** For the trainspotters, ‘Too much ain’t enough (love)’ is a song by Jimmy Barnes from 1987.

Tuesday, October 8, 2019

Storing up an inheritance** against family law claims

With thanks to the Television Education Network, today’s post considers the above mentioned topic in a ‘vidcast’.

As usual, an edited transcript of the presentation is below -

Bonnici v Bonnici was a family law case involving a 20-year marriage, where there was an inheritance received by the husband about six months prior to the separation.

The couple were together for 20 years, 19.5 years in, the husband receives a significant inheritance in his personal name and six months later he separated from his wife.

The wife argued that that inheritance that he received should be included in the pool of matrimonial assets available for division between the two of them.

The husband tried to argue the inheritance should be a financial resource only, because it was an amount that he received from his parents and wasn’t an amount that he and his wife had built up during the relationship.

The court held that an inheritance is not protected from family law proceedings just because it is an inheritance.

They said there might be instances where an inheritance is protected and is not available as a matrimonial property, but there would need to be some exceptional circumstances in order for that to be the case.

Therefore in Bonnici, that entire inheritance was included in the matrimonial pool, subject to the parties then making submissions about their respective contributions.

One of the factors which was relevant in Bonnici was that the wife argued (and the Court accepted) that she had actually contributed to the value of the wealth that was inherited by the husband, because the husband and wife had been actively involved in a restaurant business owned by the parents and she had made contributions to the success of that business for remuneration which was less than market value.

Her argument was that she had done unpaid work in the business and had also had homemaking duties while her husband contributed to the business.

One of the factors that the court considered when deciding that inheritance was matrimonial property was the fact that the wife had contributed to the overall value of the parents’ estate that passed to the husband and as a result, the inheritance was exposed in the family law proceedings.

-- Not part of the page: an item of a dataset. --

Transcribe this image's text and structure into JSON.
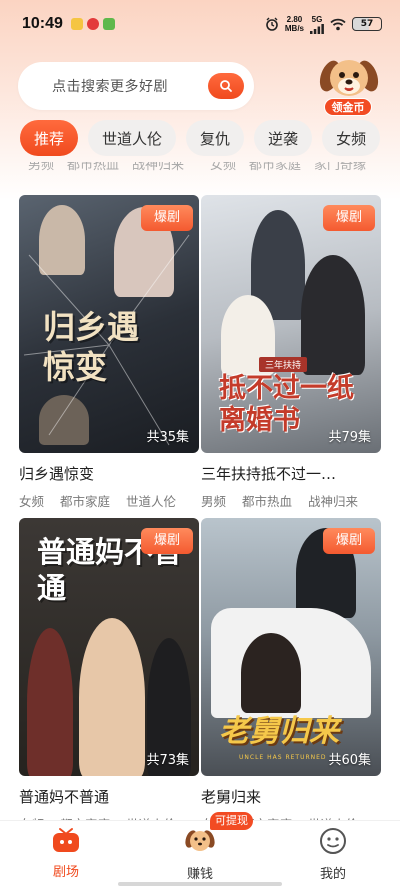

** For the trainspotters, ‘storing up inheritance’ is a line from the Johnny Cash song ‘What is Man’.

Tuesday, October 1, 2019

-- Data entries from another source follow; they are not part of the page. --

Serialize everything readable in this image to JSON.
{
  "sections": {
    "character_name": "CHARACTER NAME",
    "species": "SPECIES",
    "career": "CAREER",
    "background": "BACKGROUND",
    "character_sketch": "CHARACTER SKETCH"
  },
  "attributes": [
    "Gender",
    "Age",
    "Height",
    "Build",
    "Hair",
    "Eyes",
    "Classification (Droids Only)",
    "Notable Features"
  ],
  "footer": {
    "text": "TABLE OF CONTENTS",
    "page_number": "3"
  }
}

Are there no limits** to an Attorney’s Powers?

Previous posts have looked at various aspects of powers of attorney, see for example:
  1. EPAs and conflicts of interest; and
  2. Incapacity and SMSF control.
A validly appointed financial attorney has extremely wide powers in relation to what they may do on behalf of the donor.

Following on from last week’s post there were questions raised about the limitations imposed on attorneys.

While the rules in each state are slightly different, generally speaking, an attorney is prohibited from doing any of the following on behalf of a donor:
  1. acting as a director in place of the donor – a directorship is a personal role and cannot be delegated;
  2. voting in government elections;
  3. signing affidavits in relation to information that is known only to the donor;
  4. marrying or divorcing a spouse;
  5. making a will on behalf of the donor; and
  6. entering into transactions where the donor’s interests conflict with the attorney's, unless the document appointing the attorney waives potential conflicts of interests. 
While most of the prohibitions on attorney conduct are clear, there remains some confusion about the ability of an attorney to implement or change a binding death benefit nomination for the donor’s superannuation entitlements.

Some of the key issues in this regard were also explored in an earlier post.

** For the trainspotters, ‘no limits’ is a line from the Bjork song from 2007, namely ‘Hope’.